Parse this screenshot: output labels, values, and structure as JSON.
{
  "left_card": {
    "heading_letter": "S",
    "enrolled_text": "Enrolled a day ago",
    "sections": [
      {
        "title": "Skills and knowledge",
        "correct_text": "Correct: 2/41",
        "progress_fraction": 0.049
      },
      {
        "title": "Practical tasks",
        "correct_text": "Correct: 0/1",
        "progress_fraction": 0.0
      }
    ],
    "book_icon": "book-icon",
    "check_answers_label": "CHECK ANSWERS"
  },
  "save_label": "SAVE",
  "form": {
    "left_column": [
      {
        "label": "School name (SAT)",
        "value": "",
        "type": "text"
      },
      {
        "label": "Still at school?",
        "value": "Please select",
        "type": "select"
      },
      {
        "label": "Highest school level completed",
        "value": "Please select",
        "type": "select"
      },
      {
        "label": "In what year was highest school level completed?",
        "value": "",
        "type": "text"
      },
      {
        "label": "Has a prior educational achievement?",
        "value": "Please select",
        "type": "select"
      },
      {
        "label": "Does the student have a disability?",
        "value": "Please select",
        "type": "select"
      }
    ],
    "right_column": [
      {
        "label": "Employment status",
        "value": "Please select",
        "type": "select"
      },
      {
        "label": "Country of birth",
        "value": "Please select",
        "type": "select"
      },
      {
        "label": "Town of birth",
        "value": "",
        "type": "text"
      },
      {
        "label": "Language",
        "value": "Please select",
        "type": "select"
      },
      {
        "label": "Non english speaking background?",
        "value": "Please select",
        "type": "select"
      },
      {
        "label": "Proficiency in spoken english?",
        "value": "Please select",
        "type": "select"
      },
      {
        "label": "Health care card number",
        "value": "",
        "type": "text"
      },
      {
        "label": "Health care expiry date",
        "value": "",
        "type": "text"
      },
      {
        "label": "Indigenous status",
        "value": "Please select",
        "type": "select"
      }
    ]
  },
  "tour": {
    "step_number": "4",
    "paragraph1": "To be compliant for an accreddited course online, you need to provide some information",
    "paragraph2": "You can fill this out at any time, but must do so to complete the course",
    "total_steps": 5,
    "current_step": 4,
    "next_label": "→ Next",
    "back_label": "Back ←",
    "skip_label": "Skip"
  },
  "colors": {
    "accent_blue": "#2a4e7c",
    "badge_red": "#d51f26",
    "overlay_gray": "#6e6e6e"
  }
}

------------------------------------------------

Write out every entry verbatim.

Parse this screenshot: output labels, values, and structure as JSON.
{
  "left_card": {
    "heading_letter": "S",
    "enrolled_text": "Enrolled a day ago",
    "sections": [
      {
        "title": "Skills and knowledge",
        "correct_text": "Correct: 2/41",
        "progress_fraction": 0.049
      },
      {
        "title": "Practical tasks",
        "correct_text": "Correct: 0/1",
        "progress_fraction": 0.0
      }
    ],
    "book_icon": "book-icon",
    "check_answers_label": "CHECK ANSWERS"
  },
  "save_label": "SAVE",
  "form": {
    "left_column": [
      {
        "label": "School name (SAT)",
        "value": "",
        "type": "text"
      },
      {
        "label": "Still at school?",
        "value": "Please select",
        "type": "select"
      },
      {
        "label": "Highest school level completed",
        "value": "Please select",
        "type": "select"
      },
      {
        "label": "In what year was highest school level completed?",
        "value": "",
        "type": "text"
      },
      {
        "label": "Has a prior educational achievement?",
        "value": "Please select",
        "type": "select"
      },
      {
        "label": "Does the student have a disability?",
        "value": "Please select",
        "type": "select"
      }
    ],
    "right_column": [
      {
        "label": "Employment status",
        "value": "Please select",
        "type": "select"
      },
      {
        "label": "Country of birth",
        "value": "Please select",
        "type": "select"
      },
      {
        "label": "Town of birth",
        "value": "",
        "type": "text"
      },
      {
        "label": "Language",
        "value": "Please select",
        "type": "select"
      },
      {
        "label": "Non english speaking background?",
        "value": "Please select",
        "type": "select"
      },
      {
        "label": "Proficiency in spoken english?",
        "value": "Please select",
        "type": "select"
      },
      {
        "label": "Health care card number",
        "value": "",
        "type": "text"
      },
      {
        "label": "Health care expiry date",
        "value": "",
        "type": "text"
      },
      {
        "label": "Indigenous status",
        "value": "Please select",
        "type": "select"
      }
    ]
  },
  "tour": {
    "step_number": "4",
    "paragraph1": "To be compliant for an accreddited course online, you need to provide some information",
    "paragraph2": "You can fill this out at any time, but must do so to complete the course",
    "total_steps": 5,
    "current_step": 4,
    "next_label": "→ Next",
    "back_label": "Back ←",
    "skip_label": "Skip"
  },
  "colors": {
    "accent_blue": "#2a4e7c",
    "badge_red": "#d51f26",
    "overlay_gray": "#6e6e6e"
  }
}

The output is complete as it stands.